Updike survives prelims, qualifies for steeple finals at Trials
As if qualifying for the finals at the Olympic Trails wasn’t exciting enough for Isaac Updike of Ketchikan, he endured some extra drama before it was official.
The 24-year-old runner finished fifth in the prelims in the 3,000-meter steeplechase to snag the final automatic qualifying berth but had to wait for several hours because of an apparent protest.
“Waiting was hard,” Updike told me. “I didn’t mean to have any contact with the other guy but it just ended up happening. I would have filed a complaint as well if it had happened to me.”
The steeple is already a wild event, with runners forced to clear hurdles and water jump, but the final lap was crazy as two runners fell and then Updike had to muscle past and then outsprint another runner to the finish line.
He was as lucky as he was good. Had those guys not fallen, had he not fought for positioning, he would not have qualified.
“Once I started to see guys fall, I just thought ‘I can’t let them pass me now that they have fallen,’” Updike said. “Everyone talks about how open the steeple is until you get over the last barrier and that second heat sure proved that statement to be correct.”
Updike clocked a time of 8 minutes, 37.14 seconds to advance to Friday’s finals at historic Heyward Field in Eugene, Oregon. The finals feature 14 runners and will be broadcast by NBC Sports. The top three punch their ticket to Rio.
“I think qualifying in general is going to be memorable,” he said. “With that said, I don’t think I will forget that I essentially elbowed that guy as I passed him.”
With the Olympics on the line, Updike’s winning instinct took over.
At Eastern Oregon University, he was a four-time NAIA All-American in the steeple. He won a national championship in 2013 and finished second as a senior in 2015.
After college he moved to Eugene and took a part-time job in the shoe department at Dick’s Sporting Goods. He also joined Team Run Eugene, an elite training group.
The results were fast and furious.
Now he’s one race away from going to the Olympics.

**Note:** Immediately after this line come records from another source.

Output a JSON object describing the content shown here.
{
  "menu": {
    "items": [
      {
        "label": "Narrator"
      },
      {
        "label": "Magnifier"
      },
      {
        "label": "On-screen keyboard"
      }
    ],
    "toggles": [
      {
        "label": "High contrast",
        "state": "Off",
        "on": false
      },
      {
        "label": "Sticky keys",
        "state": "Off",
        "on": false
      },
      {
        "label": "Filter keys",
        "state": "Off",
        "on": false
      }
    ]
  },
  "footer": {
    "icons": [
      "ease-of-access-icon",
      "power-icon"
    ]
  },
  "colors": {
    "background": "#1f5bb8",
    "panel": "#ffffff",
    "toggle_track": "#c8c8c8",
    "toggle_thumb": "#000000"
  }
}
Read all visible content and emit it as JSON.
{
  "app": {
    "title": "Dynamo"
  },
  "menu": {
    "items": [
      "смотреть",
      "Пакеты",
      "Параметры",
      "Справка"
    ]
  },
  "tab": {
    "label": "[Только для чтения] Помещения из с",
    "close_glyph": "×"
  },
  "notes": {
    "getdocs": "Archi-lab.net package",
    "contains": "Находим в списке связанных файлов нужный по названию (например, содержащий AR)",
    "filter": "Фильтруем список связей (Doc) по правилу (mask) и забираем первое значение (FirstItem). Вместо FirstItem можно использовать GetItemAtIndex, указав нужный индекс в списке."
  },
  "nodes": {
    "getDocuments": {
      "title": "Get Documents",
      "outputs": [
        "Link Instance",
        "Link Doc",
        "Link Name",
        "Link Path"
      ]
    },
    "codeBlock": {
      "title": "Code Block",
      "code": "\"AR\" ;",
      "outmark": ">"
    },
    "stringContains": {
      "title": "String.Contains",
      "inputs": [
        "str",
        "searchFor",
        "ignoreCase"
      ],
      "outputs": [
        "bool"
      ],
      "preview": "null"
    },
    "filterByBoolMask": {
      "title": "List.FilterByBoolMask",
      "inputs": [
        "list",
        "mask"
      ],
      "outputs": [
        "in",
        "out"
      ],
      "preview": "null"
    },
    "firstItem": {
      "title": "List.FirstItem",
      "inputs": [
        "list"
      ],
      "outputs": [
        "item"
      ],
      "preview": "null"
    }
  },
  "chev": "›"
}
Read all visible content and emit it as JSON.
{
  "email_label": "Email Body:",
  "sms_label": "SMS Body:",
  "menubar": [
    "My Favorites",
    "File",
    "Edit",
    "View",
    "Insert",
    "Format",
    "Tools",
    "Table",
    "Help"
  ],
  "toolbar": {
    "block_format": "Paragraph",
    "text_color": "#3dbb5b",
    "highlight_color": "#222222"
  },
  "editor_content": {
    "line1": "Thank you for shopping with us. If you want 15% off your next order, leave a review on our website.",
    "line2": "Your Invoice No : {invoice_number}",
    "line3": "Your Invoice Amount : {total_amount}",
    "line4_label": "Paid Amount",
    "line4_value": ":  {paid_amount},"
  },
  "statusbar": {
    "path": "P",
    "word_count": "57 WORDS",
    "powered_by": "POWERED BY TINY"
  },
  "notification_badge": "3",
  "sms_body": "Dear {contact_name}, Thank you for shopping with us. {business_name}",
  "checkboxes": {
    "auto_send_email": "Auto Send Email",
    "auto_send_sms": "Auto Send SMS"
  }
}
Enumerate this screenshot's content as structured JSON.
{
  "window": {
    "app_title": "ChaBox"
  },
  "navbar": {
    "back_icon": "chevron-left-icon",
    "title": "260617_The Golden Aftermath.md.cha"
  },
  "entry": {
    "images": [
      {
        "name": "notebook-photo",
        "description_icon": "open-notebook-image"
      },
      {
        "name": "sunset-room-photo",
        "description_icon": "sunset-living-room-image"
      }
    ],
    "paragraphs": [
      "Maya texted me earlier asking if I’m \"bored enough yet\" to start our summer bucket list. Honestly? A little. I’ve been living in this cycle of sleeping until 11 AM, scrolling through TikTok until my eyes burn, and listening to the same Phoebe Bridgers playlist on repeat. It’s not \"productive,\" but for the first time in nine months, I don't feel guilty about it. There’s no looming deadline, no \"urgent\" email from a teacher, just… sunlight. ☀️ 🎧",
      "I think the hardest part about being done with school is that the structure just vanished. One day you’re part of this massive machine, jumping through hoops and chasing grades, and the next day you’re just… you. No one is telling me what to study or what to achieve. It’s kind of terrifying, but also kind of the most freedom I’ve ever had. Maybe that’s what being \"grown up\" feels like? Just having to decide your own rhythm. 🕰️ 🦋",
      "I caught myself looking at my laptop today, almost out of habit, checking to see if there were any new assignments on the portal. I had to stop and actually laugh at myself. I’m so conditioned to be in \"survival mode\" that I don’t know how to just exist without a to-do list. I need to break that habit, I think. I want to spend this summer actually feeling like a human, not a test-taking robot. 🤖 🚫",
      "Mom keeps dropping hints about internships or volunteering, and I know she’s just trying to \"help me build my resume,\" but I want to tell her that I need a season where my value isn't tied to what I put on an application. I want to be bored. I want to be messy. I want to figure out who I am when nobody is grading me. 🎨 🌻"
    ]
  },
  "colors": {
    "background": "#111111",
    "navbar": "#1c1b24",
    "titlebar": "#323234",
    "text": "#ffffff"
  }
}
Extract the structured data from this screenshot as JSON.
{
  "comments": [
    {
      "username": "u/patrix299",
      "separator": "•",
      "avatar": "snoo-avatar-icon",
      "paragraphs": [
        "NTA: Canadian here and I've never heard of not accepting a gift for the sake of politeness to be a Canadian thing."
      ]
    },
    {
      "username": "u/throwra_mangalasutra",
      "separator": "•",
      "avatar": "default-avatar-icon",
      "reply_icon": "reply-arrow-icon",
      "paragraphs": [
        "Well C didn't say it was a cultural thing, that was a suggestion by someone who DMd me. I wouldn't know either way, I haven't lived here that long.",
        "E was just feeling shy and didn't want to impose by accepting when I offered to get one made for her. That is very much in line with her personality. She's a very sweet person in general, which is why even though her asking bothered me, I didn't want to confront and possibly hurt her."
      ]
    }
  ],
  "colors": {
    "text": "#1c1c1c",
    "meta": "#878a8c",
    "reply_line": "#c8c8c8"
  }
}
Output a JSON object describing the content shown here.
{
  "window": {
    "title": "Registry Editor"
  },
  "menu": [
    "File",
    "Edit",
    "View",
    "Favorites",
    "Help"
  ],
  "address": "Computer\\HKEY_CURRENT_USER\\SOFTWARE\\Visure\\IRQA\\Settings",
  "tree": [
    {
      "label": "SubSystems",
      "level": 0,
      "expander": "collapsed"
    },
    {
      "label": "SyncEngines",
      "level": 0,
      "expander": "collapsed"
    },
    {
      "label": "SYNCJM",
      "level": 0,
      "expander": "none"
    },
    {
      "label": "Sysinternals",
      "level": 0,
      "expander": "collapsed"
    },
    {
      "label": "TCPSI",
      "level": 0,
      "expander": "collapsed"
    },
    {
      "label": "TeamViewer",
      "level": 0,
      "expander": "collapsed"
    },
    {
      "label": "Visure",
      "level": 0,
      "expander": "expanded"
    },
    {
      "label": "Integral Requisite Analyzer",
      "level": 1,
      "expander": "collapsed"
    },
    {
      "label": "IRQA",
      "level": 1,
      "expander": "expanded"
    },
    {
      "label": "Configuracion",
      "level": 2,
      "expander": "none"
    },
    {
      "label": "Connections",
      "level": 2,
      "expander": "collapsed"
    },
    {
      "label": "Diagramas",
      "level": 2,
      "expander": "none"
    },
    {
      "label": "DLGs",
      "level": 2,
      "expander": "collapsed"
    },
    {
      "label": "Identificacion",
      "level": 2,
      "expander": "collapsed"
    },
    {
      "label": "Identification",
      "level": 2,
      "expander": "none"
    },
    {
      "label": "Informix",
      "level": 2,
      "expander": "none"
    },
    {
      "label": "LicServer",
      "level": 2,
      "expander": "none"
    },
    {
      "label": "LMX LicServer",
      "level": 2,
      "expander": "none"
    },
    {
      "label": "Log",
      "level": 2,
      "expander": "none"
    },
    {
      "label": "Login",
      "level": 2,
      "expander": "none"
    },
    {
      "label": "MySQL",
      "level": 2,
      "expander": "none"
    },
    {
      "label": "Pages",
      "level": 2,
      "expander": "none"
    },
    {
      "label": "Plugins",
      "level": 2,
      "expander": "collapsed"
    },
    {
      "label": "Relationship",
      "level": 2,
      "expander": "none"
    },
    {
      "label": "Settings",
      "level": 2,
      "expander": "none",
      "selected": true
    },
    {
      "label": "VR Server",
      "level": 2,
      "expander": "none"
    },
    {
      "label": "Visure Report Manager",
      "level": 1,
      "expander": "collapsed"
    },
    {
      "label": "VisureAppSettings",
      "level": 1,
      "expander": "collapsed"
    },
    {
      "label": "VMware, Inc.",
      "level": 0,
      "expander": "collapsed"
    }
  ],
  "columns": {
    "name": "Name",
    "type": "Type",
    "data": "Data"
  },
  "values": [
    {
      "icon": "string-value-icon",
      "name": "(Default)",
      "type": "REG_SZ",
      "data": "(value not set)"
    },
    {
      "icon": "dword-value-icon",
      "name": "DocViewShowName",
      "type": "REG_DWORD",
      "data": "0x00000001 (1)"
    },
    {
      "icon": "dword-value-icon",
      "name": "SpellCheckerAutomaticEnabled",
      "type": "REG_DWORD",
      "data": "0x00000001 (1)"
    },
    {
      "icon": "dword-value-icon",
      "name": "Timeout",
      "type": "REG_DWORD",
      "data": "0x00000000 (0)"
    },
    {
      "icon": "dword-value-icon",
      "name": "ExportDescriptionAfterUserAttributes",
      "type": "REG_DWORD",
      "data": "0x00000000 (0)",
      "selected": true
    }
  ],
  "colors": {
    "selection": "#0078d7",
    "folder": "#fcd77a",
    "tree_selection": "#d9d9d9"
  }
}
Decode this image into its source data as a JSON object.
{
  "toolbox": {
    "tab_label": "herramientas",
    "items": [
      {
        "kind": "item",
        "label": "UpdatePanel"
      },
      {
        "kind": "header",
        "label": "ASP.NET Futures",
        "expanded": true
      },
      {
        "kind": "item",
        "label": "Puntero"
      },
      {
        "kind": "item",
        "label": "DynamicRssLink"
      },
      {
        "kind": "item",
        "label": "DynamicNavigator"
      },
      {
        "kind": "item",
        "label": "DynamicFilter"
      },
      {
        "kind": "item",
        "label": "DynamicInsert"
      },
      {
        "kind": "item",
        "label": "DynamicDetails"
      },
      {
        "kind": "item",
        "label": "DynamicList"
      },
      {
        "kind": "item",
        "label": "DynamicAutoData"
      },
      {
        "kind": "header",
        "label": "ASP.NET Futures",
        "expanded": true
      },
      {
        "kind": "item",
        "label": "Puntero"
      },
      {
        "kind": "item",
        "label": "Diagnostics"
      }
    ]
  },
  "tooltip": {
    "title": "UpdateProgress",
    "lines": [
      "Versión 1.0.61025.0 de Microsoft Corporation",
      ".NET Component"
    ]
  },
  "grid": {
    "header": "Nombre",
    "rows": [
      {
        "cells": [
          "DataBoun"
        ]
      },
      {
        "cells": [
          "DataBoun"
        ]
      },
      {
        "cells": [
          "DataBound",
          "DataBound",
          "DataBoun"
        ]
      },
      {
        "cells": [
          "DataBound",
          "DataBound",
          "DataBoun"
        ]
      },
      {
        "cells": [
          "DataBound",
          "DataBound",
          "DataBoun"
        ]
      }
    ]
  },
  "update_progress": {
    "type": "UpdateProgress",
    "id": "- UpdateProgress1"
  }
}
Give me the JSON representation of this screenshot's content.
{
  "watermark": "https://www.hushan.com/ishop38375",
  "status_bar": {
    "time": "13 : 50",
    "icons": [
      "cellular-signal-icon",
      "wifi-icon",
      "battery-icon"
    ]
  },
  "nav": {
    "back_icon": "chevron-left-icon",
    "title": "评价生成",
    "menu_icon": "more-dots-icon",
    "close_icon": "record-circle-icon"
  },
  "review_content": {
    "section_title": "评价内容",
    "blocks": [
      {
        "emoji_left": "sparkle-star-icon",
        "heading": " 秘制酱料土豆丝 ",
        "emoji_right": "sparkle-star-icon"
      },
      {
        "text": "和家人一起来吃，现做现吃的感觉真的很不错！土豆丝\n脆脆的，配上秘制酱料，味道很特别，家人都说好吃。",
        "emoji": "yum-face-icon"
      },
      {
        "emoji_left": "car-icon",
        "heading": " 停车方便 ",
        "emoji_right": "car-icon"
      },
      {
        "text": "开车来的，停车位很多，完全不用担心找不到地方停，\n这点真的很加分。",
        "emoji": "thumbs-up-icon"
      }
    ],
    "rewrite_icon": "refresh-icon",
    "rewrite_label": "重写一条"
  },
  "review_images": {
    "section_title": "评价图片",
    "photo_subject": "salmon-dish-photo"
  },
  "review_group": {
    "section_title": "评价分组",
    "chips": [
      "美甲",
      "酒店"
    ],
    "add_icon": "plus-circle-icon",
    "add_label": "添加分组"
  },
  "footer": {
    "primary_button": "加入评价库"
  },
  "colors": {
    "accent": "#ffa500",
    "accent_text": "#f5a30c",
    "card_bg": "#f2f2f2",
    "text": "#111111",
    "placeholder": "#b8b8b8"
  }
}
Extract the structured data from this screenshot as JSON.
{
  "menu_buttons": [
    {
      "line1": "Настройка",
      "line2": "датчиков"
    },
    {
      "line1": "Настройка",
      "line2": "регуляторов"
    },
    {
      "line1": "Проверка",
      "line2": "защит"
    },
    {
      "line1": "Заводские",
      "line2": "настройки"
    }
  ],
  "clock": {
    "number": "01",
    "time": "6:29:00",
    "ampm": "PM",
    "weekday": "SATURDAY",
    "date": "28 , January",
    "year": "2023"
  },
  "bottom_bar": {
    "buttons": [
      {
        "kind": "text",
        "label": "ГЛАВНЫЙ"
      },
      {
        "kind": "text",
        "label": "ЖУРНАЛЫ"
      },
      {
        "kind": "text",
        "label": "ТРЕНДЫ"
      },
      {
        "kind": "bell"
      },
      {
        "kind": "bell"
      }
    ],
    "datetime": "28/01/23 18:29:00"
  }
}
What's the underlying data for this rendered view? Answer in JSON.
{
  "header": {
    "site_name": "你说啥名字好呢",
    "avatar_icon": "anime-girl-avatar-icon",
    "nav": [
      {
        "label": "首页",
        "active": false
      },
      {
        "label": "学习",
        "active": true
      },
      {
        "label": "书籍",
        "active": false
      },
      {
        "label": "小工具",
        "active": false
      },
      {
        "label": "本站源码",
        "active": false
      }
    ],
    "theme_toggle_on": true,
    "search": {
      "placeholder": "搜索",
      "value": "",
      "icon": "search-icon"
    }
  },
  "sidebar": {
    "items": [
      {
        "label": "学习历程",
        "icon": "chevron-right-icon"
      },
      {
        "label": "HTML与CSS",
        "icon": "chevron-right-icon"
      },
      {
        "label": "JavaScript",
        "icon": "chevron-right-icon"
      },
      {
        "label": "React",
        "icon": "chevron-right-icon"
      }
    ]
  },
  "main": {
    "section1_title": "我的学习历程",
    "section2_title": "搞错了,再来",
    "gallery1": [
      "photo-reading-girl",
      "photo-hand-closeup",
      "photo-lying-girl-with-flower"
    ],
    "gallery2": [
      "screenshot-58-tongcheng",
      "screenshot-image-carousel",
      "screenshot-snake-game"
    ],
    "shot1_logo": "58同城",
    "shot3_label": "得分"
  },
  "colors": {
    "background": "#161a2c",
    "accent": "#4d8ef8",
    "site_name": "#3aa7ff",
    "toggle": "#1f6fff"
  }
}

“I am really happy with my decision to try and continue running after college,” Updike said. “I think even without this happy ending I would still be saying the same thing. I have made a lot of big jumps this year and hopefully I can carry that momentum into this fall for training and cross country.”